» **Assigned task**
The listing below should be reproduced precisely, except for its images.

+++

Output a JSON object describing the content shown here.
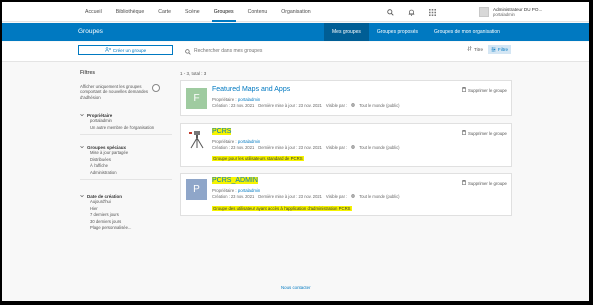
{
  "nav": {
    "items": [
      "Accueil",
      "Bibliothèque",
      "Carte",
      "Scène",
      "Groupes",
      "Contenu",
      "Organisation"
    ],
    "active_index": 4,
    "icons": [
      "search-icon",
      "bell-icon",
      "apps-grid-icon"
    ]
  },
  "user": {
    "name": "Administrateur DU PO...",
    "login": "portaladmin"
  },
  "header": {
    "title": "Groupes",
    "tabs": [
      "Mes groupes",
      "Groupes proposés",
      "Groupes de mon organisation"
    ],
    "active_tab": 0
  },
  "toolbar": {
    "create_label": "Créer un groupe",
    "search_placeholder": "Rechercher dans mes groupes",
    "sort_label": "Titre",
    "filter_label": "Filtre"
  },
  "filters": {
    "title": "Filtres",
    "only_owned": "Afficher uniquement les groupes comportant de nouvelles demandes d'adhésion",
    "groups": [
      {
        "title": "Propriétaire",
        "items": [
          "portaladmin",
          "Un autre membre de l'organisation"
        ]
      },
      {
        "title": "Groupes spéciaux",
        "items": [
          "Mise à jour partagée",
          "Distribuées",
          "À l'affiche",
          "Administration"
        ]
      },
      {
        "title": "Date de création",
        "items": [
          "Aujourd'hui",
          "Hier",
          "7 derniers jours",
          "30 derniers jours",
          "Plage personnalisée..."
        ]
      }
    ]
  },
  "results": {
    "count": "1 - 3, total : 3",
    "cards": [
      {
        "title": "Featured Maps and Apps",
        "thumb_letter": "F",
        "thumb_color": "#9fcba0",
        "owner_label": "Propriétaire :",
        "owner": "portaladmin",
        "created": "Création : 23 nov. 2021",
        "updated": "Dernière mise à jour : 23 nov. 2021",
        "visibility": "Visible par :",
        "visibility_value": "Tout le monde (public)",
        "description": "",
        "delete_label": "Supprimer le groupe"
      },
      {
        "title": "PCRS",
        "thumb_letter": "",
        "thumb_color": "#ffffff",
        "owner_label": "Propriétaire :",
        "owner": "portaladmin",
        "created": "Création : 23 nov. 2021",
        "updated": "Dernière mise à jour : 23 nov. 2021",
        "visibility": "Visible par :",
        "visibility_value": "Tout le monde (public)",
        "description": "Groupe pour les utilisateurs standard de PCRS",
        "delete_label": "Supprimer le groupe"
      },
      {
        "title": "PCRS_ADMIN",
        "thumb_letter": "P",
        "thumb_color": "#8fa6c9",
        "owner_label": "Propriétaire :",
        "owner": "portaladmin",
        "created": "Création : 23 nov. 2021",
        "updated": "Dernière mise à jour : 23 nov. 2021",
        "visibility": "Visible par :",
        "visibility_value": "Tout le monde (public)",
        "description": "Groupe des utilisateur ayant accès à l'application d'administration PCRS",
        "delete_label": "Supprimer le groupe"
      }
    ]
  },
  "footer": {
    "contact_label": "Nous contacter"
  },
  "colors": {
    "brand": "#0079c1",
    "highlight": "#f6f400"
  }
}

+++

» **Answer for the task**
Output a JSON object describing the content shown here.
{
  "nav": {
    "items": [
      "Accueil",
      "Bibliothèque",
      "Carte",
      "Scène",
      "Groupes",
      "Contenu",
      "Organisation"
    ],
    "active_index": 4,
    "icons": [
      "search-icon",
      "bell-icon",
      "apps-grid-icon"
    ]
  },
  "user": {
    "name": "Administrateur DU PO...",
    "login": "portaladmin"
  },
  "header": {
    "title": "Groupes",
    "tabs": [
      "Mes groupes",
      "Groupes proposés",
      "Groupes de mon organisation"
    ],
    "active_tab": 0
  },
  "toolbar": {
    "create_label": "Créer un groupe",
    "search_placeholder": "Rechercher dans mes groupes",
    "sort_label": "Titre",
    "filter_label": "Filtre"
  },
  "filters": {
    "title": "Filtres",
    "only_owned": "Afficher uniquement les groupes comportant de nouvelles demandes d'adhésion",
    "groups": [
      {
        "title": "Propriétaire",
        "items": [
          "portaladmin",
          "Un autre membre de l'organisation"
        ]
      },
      {
        "title": "Groupes spéciaux",
        "items": [
          "Mise à jour partagée",
          "Distribuées",
          "À l'affiche",
          "Administration"
        ]
      },
      {
        "title": "Date de création",
        "items": [
          "Aujourd'hui",
          "Hier",
          "7 derniers jours",
          "30 derniers jours",
          "Plage personnalisée..."
        ]
      }
    ]
  },
  "results": {
    "count": "1 - 3, total : 3",
    "cards": [
      {
        "title": "Featured Maps and Apps",
        "thumb_letter": "F",
        "thumb_color": "#9fcba0",
        "owner_label": "Propriétaire :",
        "owner": "portaladmin",
        "created": "Création : 23 nov. 2021",
        "updated": "Dernière mise à jour : 23 nov. 2021",
        "visibility": "Visible par :",
        "visibility_value": "Tout le monde (public)",
        "description": "",
        "delete_label": "Supprimer le groupe"
      },
      {
        "title": "PCRS",
        "thumb_letter": "",
        "thumb_color": "#ffffff",
        "owner_label": "Propriétaire :",
        "owner": "portaladmin",
        "created": "Création : 23 nov. 2021",
        "updated": "Dernière mise à jour : 23 nov. 2021",
        "visibility": "Visible par :",
        "visibility_value": "Tout le monde (public)",
        "description": "Groupe pour les utilisateurs standard de PCRS",
        "delete_label": "Supprimer le groupe"
      },
      {
        "title": "PCRS_ADMIN",
        "thumb_letter": "P",
        "thumb_color": "#8fa6c9",
        "owner_label": "Propriétaire :",
        "owner": "portaladmin",
        "created": "Création : 23 nov. 2021",
        "updated": "Dernière mise à jour : 23 nov. 2021",
        "visibility": "Visible par :",
        "visibility_value": "Tout le monde (public)",
        "description": "Groupe des utilisateur ayant accès à l'application d'administration PCRS",
        "delete_label": "Supprimer le groupe"
      }
    ]
  },
  "footer": {
    "contact_label": "Nous contacter"
  },
  "colors": {
    "brand": "#0079c1",
    "highlight": "#f6f400"
  }
}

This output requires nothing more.